The survey also found that, despite teachers reporting that parents prefer to receive classroom communications by an application software such as ClassTag, some 79 percent of teachers default to using paper and printed materials in their mix of classroom to family communications. “We’re seeing parents and teachers become more comfortable with communications tools designed for the classroom,” Lotkina said, “still, it’s hard to quit paper.”
Brittany Henderson, a 5th grade teacher in Indiana, gave a concrete example of how technology can help. “I needed parent volunteers for a large project we were doing. I sent home a paper copy of the request along with a description of what I would need volunteers to do. After two weeks, I had one grandparent that volunteered. Frustrated, I messaged our parent group to remind people on ClassTag. In two hours, I had 25 people say they could help and signed up on ClassTag. I was floored.”
“Family or parent engagement in the education process, as a team with teachers and other school leaders, is one of the best contributors of student success,” Lotkina said. “Our mission is to help teachers and parents make it happen, removing all the possible barriers from the fundamentals of being able to reach each other quickly and effectively to inspiring and fueling parent engagement, elevating its importance for student success,” she said.
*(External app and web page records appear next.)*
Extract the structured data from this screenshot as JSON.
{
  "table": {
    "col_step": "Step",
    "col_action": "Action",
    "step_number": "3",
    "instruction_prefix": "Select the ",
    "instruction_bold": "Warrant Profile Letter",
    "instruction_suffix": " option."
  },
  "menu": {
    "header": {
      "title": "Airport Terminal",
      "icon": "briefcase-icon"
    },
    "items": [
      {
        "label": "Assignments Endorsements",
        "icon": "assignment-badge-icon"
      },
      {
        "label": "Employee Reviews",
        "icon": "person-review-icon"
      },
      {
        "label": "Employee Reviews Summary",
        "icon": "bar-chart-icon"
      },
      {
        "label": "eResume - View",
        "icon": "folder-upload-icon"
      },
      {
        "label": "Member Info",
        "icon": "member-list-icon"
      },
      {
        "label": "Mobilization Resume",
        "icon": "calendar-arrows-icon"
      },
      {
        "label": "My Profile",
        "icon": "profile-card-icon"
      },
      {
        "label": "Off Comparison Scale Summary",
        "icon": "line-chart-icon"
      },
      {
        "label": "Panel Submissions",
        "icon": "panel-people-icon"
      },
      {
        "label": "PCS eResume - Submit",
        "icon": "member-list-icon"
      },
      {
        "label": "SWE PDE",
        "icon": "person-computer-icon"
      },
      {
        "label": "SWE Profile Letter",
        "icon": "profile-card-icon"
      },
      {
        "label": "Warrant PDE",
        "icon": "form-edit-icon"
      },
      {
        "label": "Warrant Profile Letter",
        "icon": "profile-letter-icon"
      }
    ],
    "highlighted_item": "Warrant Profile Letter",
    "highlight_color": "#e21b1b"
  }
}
ClassTag is a communications platform that helps teachers reach and engage all parents by automatically translating messages in 50+ languages, sending them any way a parent chooses, with a single click. ClassTag also lets parents and teachers earn supplies for their students’ classroom by engaging in activities such as volunteering or even reading classroom messages. ClassTag has grown 5 times year over year and is now helping 50,000 teachers tag-team with 1,000,000 families in 2019.
The 2019 ClassTag State of Parent Engagement collected responses from teachers between May 20 and June 5, 2019. Sixty-six percent taught in public schools, eighteen in public Title 1 schools, ten percent in private and six percent in charter schools.
ClassTag will be presenting these findings at the International Society for Technology in Education (ISTE) conference in Philadelphia from Monday, June 24 - on Wednesday, June 26th at booth #1456. For more information or to download the report, please visit: www.classtag.com/research.
The free ClassTag service transforms the way teachers connect with parents, allowing them to save time and focus on classroom education and activities rather than preparing and distributing parent notes and communications. With ClassTag, teachers can reach parents in over 50 languages through any channel including an app, online, via email or text message, and even paper flyers when requested by families. The cloud-based ClassTag app ensures and rewards classroom engagement by allowing classrooms to earn ClassTag Coins, a digital currency redeemable on the ClassTag Rewards, full of classroom supplies and learning products. To make your classroom more engaged and earn valuable ClassTag Coins, sign up here: https://www.classtag.com/